One day, during the filming of Iris, the actress Judi Dench was on location in Oxford when she was approached by a woman who turned out to have been an intimate of the novelist. "Oh no," she exclaimed, gesticulating at Dench's costume. "Iris would never have worn clothes like that. Would you like to come and try on some of her cast-offs that I have at home?"
Sometimes it must have seemed to Dench that everyone apart from her knew Murdoch, who died in 1999, a victim of Alzheimer's disease. As her biographer Peter Conradi has written, she possessed that rare gift of making each friend feel uniquely befriended.
People's belief that they had some special claim to her was brought home to John Bayley, Murdoch's husband, when in 1998 he published Iris, his memoir of his wife, on which Richard Eyre's new film is based.
The book was hailed as a masterpiece, but there were mutterings in some quarters, among certain of Iris's "friends" who criticised Bayley for making Iris the subject of so confessional a memoir. Robin Baird Smith, the book's publisher, received poison-pen letters viciously pressing this message home, and I remember John Bayley himself commenting that those who attacked the memoir in this way were the kind of people who had been wanting to "possess" Iris all their married life.
I was not a friend of Iris Murdoch's, but I did meet her on several occasions during the last phase of her illness. I had first seen her as a sixth-former in the 1970s when she had visited my school and, in a scene reminiscent of the one early in the film, held us all spellbound by the intricacies of her thought wrapped up in language of beauty and clarity. Twenty years later, at her home in North Oxford, I was introduced to a woman smelling sweetly of talcum powder, with striking blue eyes and a wonderfully open smile, who repeatedly asked "when are we going?" and who could be heard that afternoon moving restlessly around the hallway, and sobbing at one point to John, "I feel dead".
The film's absurd advertising slogan, though, makes one pause. "Her greatest talent was for life." So not for writing novels or philosophy then? Isn't there a danger that the memory of the literary genius will be damaged by this over-concentration on the tragic decline of her final years? John Bayley doesn't believe that this will happen. "It can't do any harm to Iris's reputation," he told me, "and can only assist those who are caring for Alzheimer's sufferers."
He is pleased with the end result, but reports of Professor Bayley weeping buckets at screenings of the film are greatly exaggerated. "In one sense," he says, "I wasn't moved at all.
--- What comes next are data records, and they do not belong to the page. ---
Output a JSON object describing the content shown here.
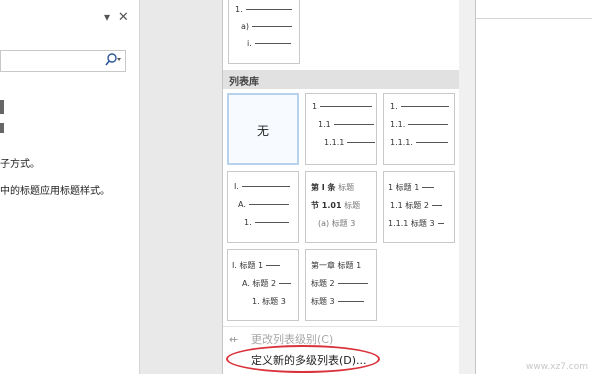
{
  "nav": {
    "close": "✕",
    "dropdown": "▾",
    "search_icon": "⚲",
    "search_caret": "▾",
    "text_1": "子方式。",
    "text_2": "中的标题应用标题样式。"
  },
  "gallery": {
    "section_label": "列表库",
    "top_thumb": {
      "r1": "1.",
      "r2": "a)",
      "r3": "i."
    },
    "none_label": "无",
    "t2": {
      "r1": "1",
      "r2": "1.1",
      "r3": "1.1.1"
    },
    "t3": {
      "r1": "1.",
      "r2": "1.1.",
      "r3": "1.1.1."
    },
    "t4": {
      "r1": "I.",
      "r2": "A.",
      "r3": "1."
    },
    "t5": {
      "r1a": "第 I 条",
      "r1b": "标题",
      "r2a": "节 1.01",
      "r2b": "标题",
      "r3a": "(a) 标题",
      "r3b": "3"
    },
    "t6": {
      "r1a": "1 标题",
      "r1b": "1",
      "r2a": "1.1 标题",
      "r2b": "2",
      "r3a": "1.1.1 标题",
      "r3b": "3"
    },
    "t7": {
      "r1": "I. 标题 1",
      "r2": "A. 标题 2",
      "r3": "1. 标题 3"
    },
    "t8": {
      "r1": "第一章 标题 1",
      "r2": "标题 2",
      "r3": "标题 3"
    }
  },
  "menu": {
    "change_level": "更改列表级别(C)",
    "define_new": "定义新的多级列表(D)..."
  },
  "watermark": "www.xz7.com"
}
I found that I could create an aesthetic distance between myself and the film, so that while I could admire it as a work of art, my own private emotions weren't involved."
'Iris' opens on Friday. 'Iris Murdoch: Strange Love', is on BBC2 on 23 JanuaryReuse content